Recruiting: Prized prospects dot roster for top-ranked Pulaski Academy
LITTLE ROCK - Pulaski Academy coach Kevin Kelley has built a power in West Little Rock using unorthodox methods such as never punting, onside kicks and a pass-happy offense that consistently puts up the best stats in the nation.
Since Kelley took over in 2003, the Bruins have won two state and six conference championships. But the 2011 Bruins can do what no other PA squad has done: go undefeated while winning a state championship.
Class 4A's top-ranked Bruins (7-0 headed in Friday's 7-4A conference title showdown with Malvern) average 51 points a game, even though many starters played only the first half of four games.
Senior quarterback Fredi Knighten (5-11, 190) drives the machine, completing 151 of 201 passes (75 percent) this season for 2,396 yards and a state-best 36 TDs. He's also rushed for more than 400 yards and six TDs. Arkansas State and Louisiana Tech have offered Knighten a scholarship, although more than a dozen other schools continue to evaluate him, including Colorado, Kansas, Louisiana-Monroe, Purdue and Tulsa.
"He's good enough to play anywhere in the country," says Kelley, who has coached more than 10 Division I signees, including Arkansas Razorback running back Broderick Greene and former Cincinnati Bengal Jonathan Luigs. "He's (Knighten) hoping for a bigger school to offer him at quarterback. I'm trying to get the bigger schools to look at him as a slotback or a Wildcat quarterback. I have no doubts that he can play quarterback or any other position at a big school. I tell everyone who asks that he's a special athlete, the best I've ever coached."
Knighten earned all-state honors after throwing for 4,318 yards and 53 TDs last year, his first ever to play QB. Knighten has thrown only four interceptions this fall. "He knows when to run with the ball and when to pass it," the coach says.

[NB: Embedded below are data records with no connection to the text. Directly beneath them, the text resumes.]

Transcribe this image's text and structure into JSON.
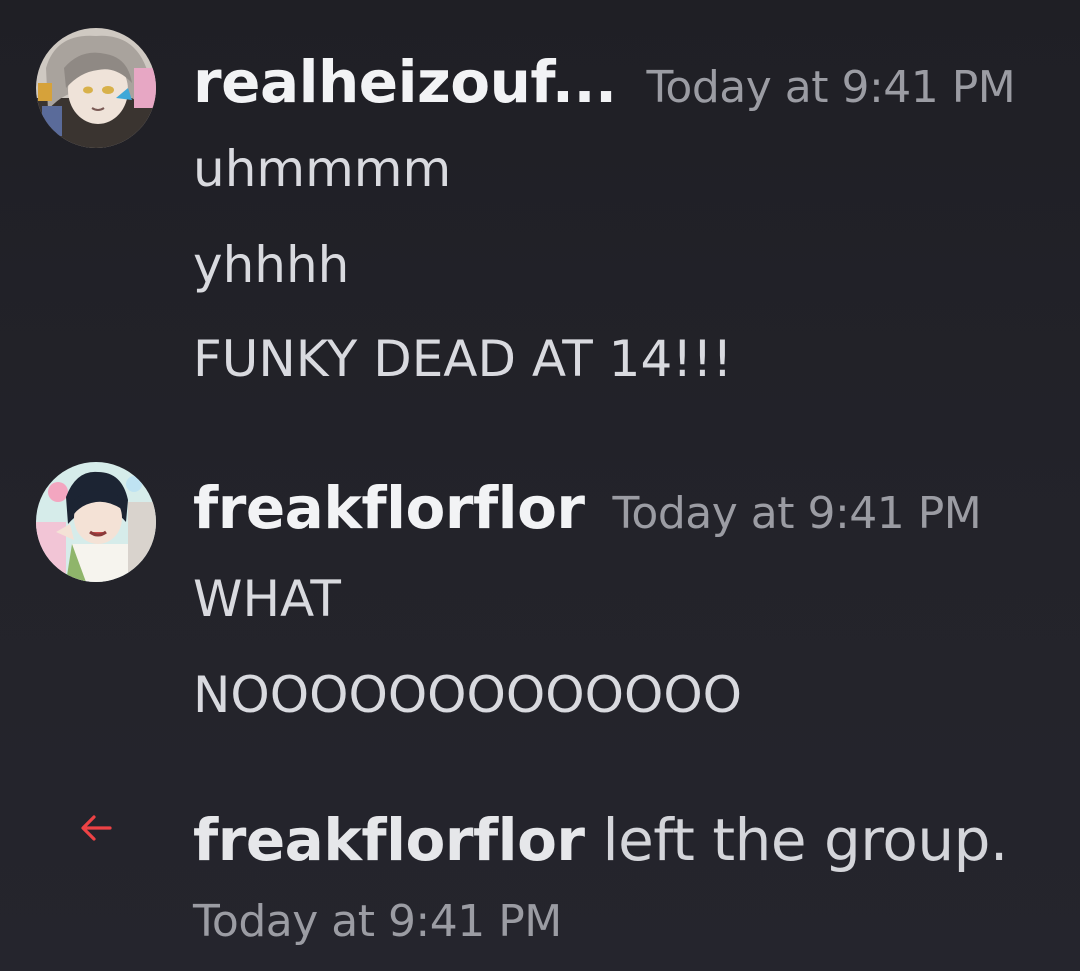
{
  "messages": [
    {
      "author": "realheizouf...",
      "timestamp": "Today at 9:41 PM",
      "avatar_icon": "avatar-realheizouf",
      "lines": [
        "uhmmmm",
        "yhhhh",
        "FUNKY DEAD AT 14!!!"
      ]
    },
    {
      "author": "freakflorflor",
      "timestamp": "Today at 9:41 PM",
      "avatar_icon": "avatar-freakflorflor",
      "lines": [
        "WHAT",
        "NOOOOOOOOOOOOO"
      ]
    }
  ],
  "system": {
    "icon": "arrow-left-icon",
    "icon_color": "#ed4245",
    "user": "freakflorflor",
    "text": " left the group.",
    "timestamp": "Today at 9:41 PM"
  },
  "colors": {
    "background": "#23232a",
    "username": "#f2f3f5",
    "timestamp": "#9b9ca3",
    "message": "#d9dadf"
  }
}
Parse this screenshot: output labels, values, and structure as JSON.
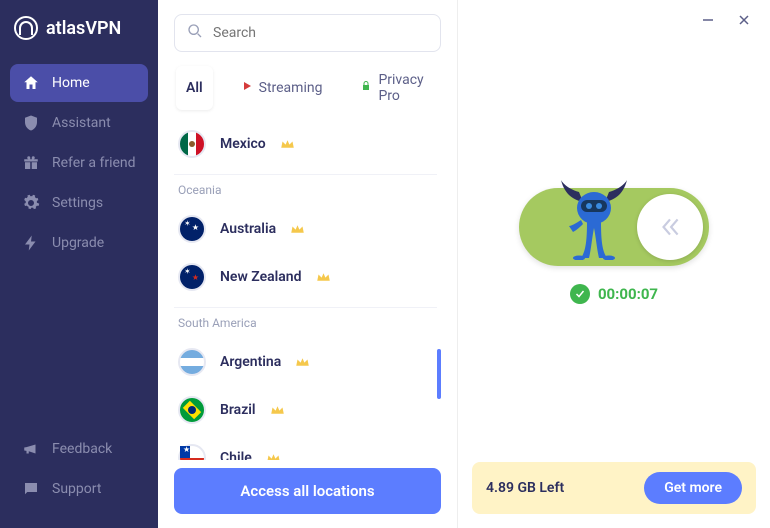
{
  "brand": "atlasVPN",
  "sidebar": {
    "items": [
      {
        "label": "Home",
        "icon": "home-icon",
        "active": true
      },
      {
        "label": "Assistant",
        "icon": "shield-icon"
      },
      {
        "label": "Refer a friend",
        "icon": "gift-icon"
      },
      {
        "label": "Settings",
        "icon": "gear-icon"
      },
      {
        "label": "Upgrade",
        "icon": "bolt-icon"
      }
    ],
    "bottom": [
      {
        "label": "Feedback",
        "icon": "megaphone-icon"
      },
      {
        "label": "Support",
        "icon": "chat-icon"
      }
    ]
  },
  "search": {
    "placeholder": "Search"
  },
  "tabs": [
    {
      "label": "All",
      "active": true
    },
    {
      "label": "Streaming"
    },
    {
      "label": "Privacy Pro"
    }
  ],
  "locations": {
    "free_standing": [
      {
        "name": "Mexico",
        "premium": true,
        "flag": "mx"
      }
    ],
    "groups": [
      {
        "label": "Oceania",
        "items": [
          {
            "name": "Australia",
            "premium": true,
            "flag": "au"
          },
          {
            "name": "New Zealand",
            "premium": true,
            "flag": "nz"
          }
        ]
      },
      {
        "label": "South America",
        "items": [
          {
            "name": "Argentina",
            "premium": true,
            "flag": "ar"
          },
          {
            "name": "Brazil",
            "premium": true,
            "flag": "br"
          },
          {
            "name": "Chile",
            "premium": true,
            "flag": "cl"
          }
        ]
      }
    ]
  },
  "access_button": "Access all locations",
  "connection": {
    "state": "connected",
    "timer": "00:00:07"
  },
  "data": {
    "left_label": "4.89 GB Left",
    "getmore_label": "Get more"
  }
}
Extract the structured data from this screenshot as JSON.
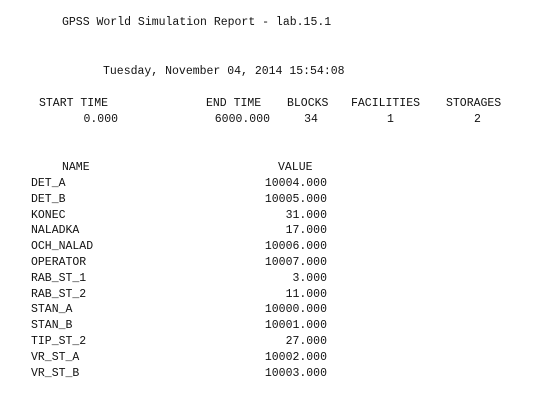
{
  "report": {
    "title": "GPSS World Simulation Report - lab.15.1",
    "date": "Tuesday, November 04, 2014 15:54:08"
  },
  "summary": {
    "headers": {
      "start_time": "START TIME",
      "end_time": "END TIME",
      "blocks": "BLOCKS",
      "facilities": "FACILITIES",
      "storages": "STORAGES"
    },
    "values": {
      "start_time": "0.000",
      "end_time": "6000.000",
      "blocks": "34",
      "facilities": "1",
      "storages": "2"
    }
  },
  "names_table": {
    "headers": {
      "name": "NAME",
      "value": "VALUE"
    },
    "rows": [
      {
        "name": "DET_A",
        "value": "10004.000"
      },
      {
        "name": "DET_B",
        "value": "10005.000"
      },
      {
        "name": "KONEC",
        "value": "31.000"
      },
      {
        "name": "NALADKA",
        "value": "17.000"
      },
      {
        "name": "OCH_NALAD",
        "value": "10006.000"
      },
      {
        "name": "OPERATOR",
        "value": "10007.000"
      },
      {
        "name": "RAB_ST_1",
        "value": "3.000"
      },
      {
        "name": "RAB_ST_2",
        "value": "11.000"
      },
      {
        "name": "STAN_A",
        "value": "10000.000"
      },
      {
        "name": "STAN_B",
        "value": "10001.000"
      },
      {
        "name": "TIP_ST_2",
        "value": "27.000"
      },
      {
        "name": "VR_ST_A",
        "value": "10002.000"
      },
      {
        "name": "VR_ST_B",
        "value": "10003.000"
      }
    ]
  }
}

Knighten isn't the only reason college recruiters blaze a path to Pulaski Academy. Senior tackle Jason King (6-4, 305) owns scholarship offers from Colorado, Kansas and Purdue. He's also getting interest from most schools in the Southeastern Conference, including Arkansas. King dominates defenders with his strength (350-pound bench press) and 5.2 speed. "He finishes on every play," Kelley says. "Whether it's a combo block or a pancake, he finishes it and gets to the second level. We've got game film of him pancaking one guy, then pancaking another, then running downfield and blocking someone else. He never quits."
Senior receiver Kendall Bruce (5-11, 180) paces Pulaski Academy with 36 catches, 662 yards and eight TDs this year. Most Division II schools in the state are interested in Bruce.
Seniors Jeremy Brady (6-0, 195) and Aum'Arie Wallace (6-1, 185) form one of the top safety tandems in the state, maybe even the entire country. "Nobody will throw at them," Kelley says.
Brady (41 tackles; 500-pound squat) committed to Tulsa in the summer. Wallace (43 tackles, one interception) has an offer from Central Arkansas. Louisiana-Monroe, Louisiana Tech and Memphis are among the schools that may offer Wallace later this fall. "Tulsa wants him, but they don't want to recruit two safeties," Kelley says. "They might take both Brady and Wallace, and convert one of them to be an offensive player."
But PA's most-prized player won't graduate until 2013. Junior receiver/tight end Hunter Henry (6-5, 235) already owns offers from Arkansas, Arkansas State, Auburn, Ole Miss and Tennessee, while Florida, LSU, North Carolina and Oklahoma State have expressed interest. Henry's father, former Arkansas Razorback Mark Henry, pastors Fellowship Bible Church in Little Rock. Henry has hauled in 36 catches for 529 yards and six TDs this year. "He's still learning," Kelley says. "He understands things a little better every week."
Another junior receiver, L.J. Wallace (6-0, 175), doesn't have any scholarship offers yet, but could emerge as one of the state's top recruits next season. Wallace, Aum'Arie Wallace's younger brother, has caught 29 passes for 629 yards and 11 scores this year.